The Bottom Line
- Overall, carefully plotted, ambidextrous psychedelics.
- Naam's external elements lend a bizarre yet affecting touch of class.
- Cerebral sound vacuums.
- At times, a bit challenging to stick with.
- Released October 20, 2009 by Tee Pee Records.
- Debut album from Naam.
- Lineup: Ryan Lugar, John Bundy and Eli Pizzuto.
Guide Review - Naam - 'Naam'
Unpredictable psychedelic brain funk scattered throughout the 16:24 opener “Kingdom” splashes in some Ray Manzarek-ish organs and sitar swirls amidst Naam’s forlorn drapes trickling towards expected detonation. When “Kingdom” erupts from its teasing eddies, the effect is akin to having your ear canals peeled apart and introduced to a boisterous, yet orgasmic din.
Drums and tabla guiding the hypnotic “Stone Ton” gives the listener no preparation for the booming, straightforward stoner grooves of the subsequent track “Skyling Slip.” A bit chunky and slipshod in the right manner, “Skyling Slip” turns cosmic towards its closure with wispy synths on the borderline of new wave despite the overall tonal crush of the track.
Once in awhile, this album goes on such a disruptive and unorganized tangent Naam loses their listeners as well as themselves. While “Fever if Fire” has spots of appeasing thunder and some groovy tunnel effects, it might help to light one up to fully grasp the song’s echoing pollutants, much less its jumbled, screaming vocals

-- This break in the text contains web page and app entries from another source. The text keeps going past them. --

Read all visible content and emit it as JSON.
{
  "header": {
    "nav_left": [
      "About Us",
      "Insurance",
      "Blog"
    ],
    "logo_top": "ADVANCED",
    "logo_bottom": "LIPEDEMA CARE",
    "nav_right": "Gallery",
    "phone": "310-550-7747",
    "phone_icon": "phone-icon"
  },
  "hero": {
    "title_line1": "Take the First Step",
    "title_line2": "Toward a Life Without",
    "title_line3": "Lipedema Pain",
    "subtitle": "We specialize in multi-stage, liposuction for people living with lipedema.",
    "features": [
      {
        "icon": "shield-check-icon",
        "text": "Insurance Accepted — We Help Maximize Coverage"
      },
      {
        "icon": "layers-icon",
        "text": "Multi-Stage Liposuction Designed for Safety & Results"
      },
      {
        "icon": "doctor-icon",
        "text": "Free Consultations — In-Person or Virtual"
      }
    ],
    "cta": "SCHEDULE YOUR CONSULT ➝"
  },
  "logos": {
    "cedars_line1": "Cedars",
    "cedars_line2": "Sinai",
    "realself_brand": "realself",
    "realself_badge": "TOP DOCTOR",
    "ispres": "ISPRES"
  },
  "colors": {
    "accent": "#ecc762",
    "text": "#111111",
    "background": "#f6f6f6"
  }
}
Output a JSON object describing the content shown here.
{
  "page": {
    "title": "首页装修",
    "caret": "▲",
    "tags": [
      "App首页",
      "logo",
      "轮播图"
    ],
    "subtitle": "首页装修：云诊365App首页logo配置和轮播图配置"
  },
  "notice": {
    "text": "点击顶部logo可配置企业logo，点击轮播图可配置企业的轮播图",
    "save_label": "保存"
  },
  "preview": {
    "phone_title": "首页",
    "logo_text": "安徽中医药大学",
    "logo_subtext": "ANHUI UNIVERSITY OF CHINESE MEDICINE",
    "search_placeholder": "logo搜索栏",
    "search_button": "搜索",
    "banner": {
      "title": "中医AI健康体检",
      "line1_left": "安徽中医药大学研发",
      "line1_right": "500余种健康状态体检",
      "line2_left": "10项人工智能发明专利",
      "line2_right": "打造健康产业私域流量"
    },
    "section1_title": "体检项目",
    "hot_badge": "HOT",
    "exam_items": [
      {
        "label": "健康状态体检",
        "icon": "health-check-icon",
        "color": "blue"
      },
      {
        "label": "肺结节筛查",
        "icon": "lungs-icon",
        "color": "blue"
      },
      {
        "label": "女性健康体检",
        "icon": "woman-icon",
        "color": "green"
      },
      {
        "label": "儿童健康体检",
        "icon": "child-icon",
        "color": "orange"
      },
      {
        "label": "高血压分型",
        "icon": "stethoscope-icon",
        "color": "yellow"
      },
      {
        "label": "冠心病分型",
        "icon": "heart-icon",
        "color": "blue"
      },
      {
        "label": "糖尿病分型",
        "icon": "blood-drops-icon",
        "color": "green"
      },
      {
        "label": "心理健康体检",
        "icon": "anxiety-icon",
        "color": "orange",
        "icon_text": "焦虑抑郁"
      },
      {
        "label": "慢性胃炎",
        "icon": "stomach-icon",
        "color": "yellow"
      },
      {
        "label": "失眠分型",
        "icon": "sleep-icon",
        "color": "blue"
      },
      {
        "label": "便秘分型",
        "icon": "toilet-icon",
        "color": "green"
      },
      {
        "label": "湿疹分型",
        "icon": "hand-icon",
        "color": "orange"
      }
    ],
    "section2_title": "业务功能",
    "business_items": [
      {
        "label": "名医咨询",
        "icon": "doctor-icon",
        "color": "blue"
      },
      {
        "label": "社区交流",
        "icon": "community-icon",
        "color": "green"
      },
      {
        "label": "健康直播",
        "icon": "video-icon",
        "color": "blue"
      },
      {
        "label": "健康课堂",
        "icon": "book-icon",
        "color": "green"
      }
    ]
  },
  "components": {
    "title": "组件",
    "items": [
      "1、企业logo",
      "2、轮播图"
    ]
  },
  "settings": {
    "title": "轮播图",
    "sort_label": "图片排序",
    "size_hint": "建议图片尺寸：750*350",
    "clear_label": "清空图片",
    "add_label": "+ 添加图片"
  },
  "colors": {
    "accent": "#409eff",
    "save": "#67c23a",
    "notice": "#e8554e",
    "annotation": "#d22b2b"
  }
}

On the other hand, Naam really works with spectacular methodology on “Icy Row” where the distortion opens the way for hallucinogenic delight and increases both in accordance to an agitating tempo. Though clocking in more than seven minutes, “Icy Row” is a well-constructed engine of atmospherics which feels wrapped in half the time Naam performs it.
Undoubtedly Naam is one album best appreciated after a few listens. Though it engages strongly on the first spin, the further depths of conveyances these guys expel through their wondrously strange music unravel with return visits. The organ-soaked spookiness of “Westered Wash” is plenty enough to get your head around, yet “Kingdom,” “Black Ice” and the gusty march of “Frosted Tread” unlock different chambers of your audile processing system the more you engage them.
Consider Naam a potential sleeper hit of the sludge market; they’re inventive and they have enough of a dark and vibrating space oddity about them to befuddle ground control, salud.